You have guys that can no longer hit big numbers but I would argue are still advanced lifters because of the knowledge they have and the technique they can execute with. Also… the ability to actually adapt their training effectively to what their body is telling them. Do you know how to listen to what your body is telling you? Do you know how to train around an injury? Do you know what it takes to recover and get the most out of a training session beyond what you do in the weight room?
If you want to go by just numbers, google USPA standards and that will give you an idea of where they think the boundary lines are on different classes of lifters.
My advice- don’t worry about it. Train hard, eat lots of good food, make sure you’re getting enough sleep, and learn. Work on executing each lift with a high degree of technical proficiency. That will mean much more in the long run than whether someone things you’re a beginner or an intermediate lifter.
Nice one! Also very valid in that context…
This is awesome advice, @angomango
@flappinit , said it first,
With the advice I gave, I did not mean to give the impression that being a novice, beginner, whatever, really mattered, I just meant to give the best route to improvement, whatever that term means to you. I hope that was clear.
This might the place for me to air this idea.
I think it’s like learning a trade. First three or four years you learn a lot and don’t know shit. You’re an apprentice. You can be told what to do and do it well, but take away the guidance and things go south real fast because you don’t know how much you don’t know. By the time you get signed off you’re just about competent with the basics and very aware of how much you don’t know and what your limits are. As time goes on you learn more and more. If you last past 10 years or so, you really start knowing a fair bit but you keep looking for ways to improve.
At no point is how much you can lift an indicator at all.
I like it because my poverty lifts don’t disqualify me. Aside from the humor, I think that’s a much larger indicator if we’re going to use terms like beginner, intermediate, and advanced than just numbers.

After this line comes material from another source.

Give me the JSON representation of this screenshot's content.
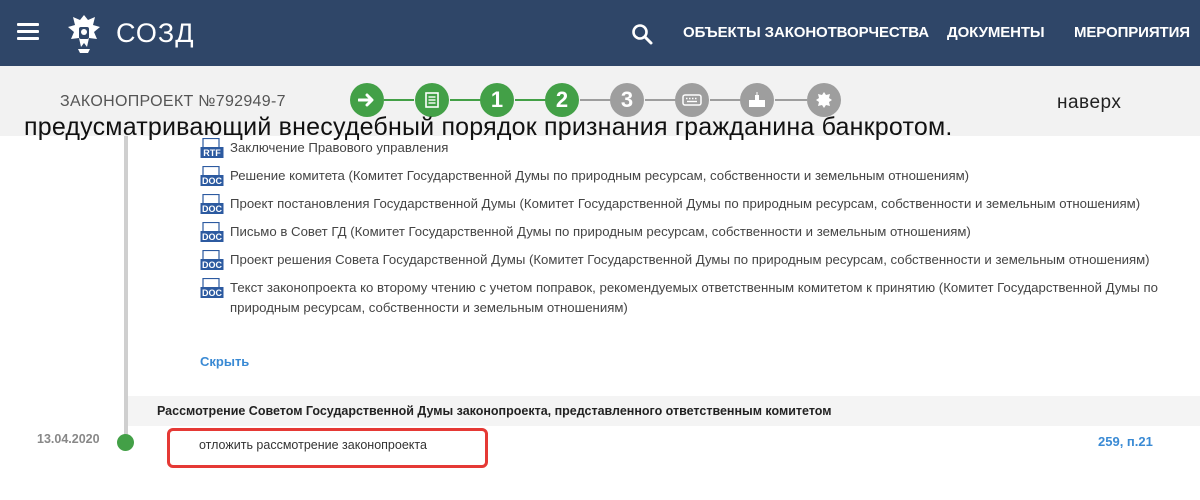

Can’t believe I missed that while scrolling, but I completely agree. I’m over-complicating things.
I was benching 185, squatting and deadlifting 275, and OHPing 115
I eventually did some 5/3/1 for powerlifting off powerlifting to win and it was too rough for me. I had to split my sessions in two. Really missed out on a lot of progress that I could have made with BBB
@angomango I definitely agree that you’re over thinking things, but that’s also because there’s so much noise.
I believe the “you’re intermediate when you stop making gains on linear prioritization” line was from AlphaDestiny. Pay no attention to it. He also said that it took a 225x5 Bench, 315x5 Squat, and 405x5 Deadlift for Intermediate, and I thought this was a better benchmark.
I’d even go as far as 315x5 Bench, 405x5 Squat, and 500x5 Deadlift is intermediate, but thats prolly because my standards are high